Beautifully preserved small ammonites with iridescent shells can be found amongst the base of the cliffs and the boulders of the Folkestone coastline. It’s a great place for ammonite fans as there are a variety of shapes and sizes. You can even find some uncoiled or even straight, which is an impressive fossil-find. There are also belemnites, bivalves and small fossil crabs, usually just the carapace (top shell) preserved in small nodules.
A great spot for finding snail shell fossils, Walton-on-the-Naze is home to the fairly hard-to-find whelk shell ‘Neptunea contraria’ which coils the other way round to most gastropods. A lovely place for a family trip fossil-hunting, you can also find bivalves and occasionally older sharks teeth, sometimes very large, on the shore.
If you’re looking to complete a fossil bucket list then you’ll need to visit Speeton in Yorkshire. Here you may be lucky enough to find the Speeton ‘shrimp’, a type of lobster. You can also find fascinating ammonites, bivalves, belemnites and small crustaceans here.
The only non-coastal locations in the list, the area around Castleton in the Peak District is a classic site for Carboniferous shells including brachiopods, bivalves and goniatites. Site of numerous caverns, it’s a great place to visit if you want to couple a beautiful walk with geological discoveries.
Fossil Types Glossary:
Ammonites: ancient, squid like creatures that lived in an external shell, usually spiral
Belemnites: bullet like fossils which were the internal shell of a squid like creature, rather like a cuttlefish 'bone'. They are very common
Gastropods: land, freshwater or marine snails, coming in a variety of shapes
Bivalves: two-shelled animals including mussels, cockles, oysters and clams
Sharks teeth: common fossils as one shark can produce thousands of teeth and the skeleton is made of cartilage so does not preserve well
Iguanodon: a three-toed vegetarian dinosaur that was up to 9m long. Its footprints are found on the Isle of Wight, Hastings and Swanage

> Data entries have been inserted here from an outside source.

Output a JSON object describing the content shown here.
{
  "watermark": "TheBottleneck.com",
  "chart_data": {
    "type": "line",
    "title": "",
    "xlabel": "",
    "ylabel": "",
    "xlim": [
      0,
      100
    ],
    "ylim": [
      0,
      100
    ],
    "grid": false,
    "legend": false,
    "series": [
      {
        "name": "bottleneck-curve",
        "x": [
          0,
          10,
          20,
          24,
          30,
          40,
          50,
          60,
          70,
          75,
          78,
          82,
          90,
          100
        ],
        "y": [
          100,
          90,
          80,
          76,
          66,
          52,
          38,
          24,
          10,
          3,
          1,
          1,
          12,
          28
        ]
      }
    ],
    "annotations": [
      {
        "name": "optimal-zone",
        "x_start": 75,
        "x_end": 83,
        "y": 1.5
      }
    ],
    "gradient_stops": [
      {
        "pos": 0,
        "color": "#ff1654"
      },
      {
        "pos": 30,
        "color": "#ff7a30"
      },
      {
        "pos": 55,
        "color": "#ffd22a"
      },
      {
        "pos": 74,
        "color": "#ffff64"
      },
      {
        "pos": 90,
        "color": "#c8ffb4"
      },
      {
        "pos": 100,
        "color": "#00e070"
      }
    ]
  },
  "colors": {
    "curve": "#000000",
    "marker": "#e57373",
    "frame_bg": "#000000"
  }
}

Ichthyosaurs: fish lizards that looked similar to dolphins. Popularly known as sea dragons
Collecting Fossils Guidelines:
Many fossil-finding sites are coastal ones, so care should be taken to visit on falling tides.
It is not necessary to hammer cliffs, as enough fossils can be found loose in fallen blocks or weathered out loose at low tide. Care should be taken near sheer cliffs.
Be prepared with bags, newspaper and boxes to collect what you find and try to leave a bit of the surrounding rock to protect the fossil, this will also help identify the type of bed it's from.
If you think you have something unusual take it to your local museum or email the Natural History Museum London for identification.
Sometimes fossils may be obvious, but do keep an eye out for things enclosed in rock, like the tip of an iceberg.
Unusual symmetrical shapes are a good sign to look out form, fossils are often found in round or oval nodules. You can tell by the indication of something sticking out.
Beaches listed are accessible but permission is required if you choose to fossil-hunt on private land or to dig in situ for larger fossils.
Premier Inn has has teamed up with fossil expert Martin ‘The Fossil Man’ Simpson to plot the best spots to find a range of fossils from as far back as the Jurassic, Cretaceous and Carboniferous periods.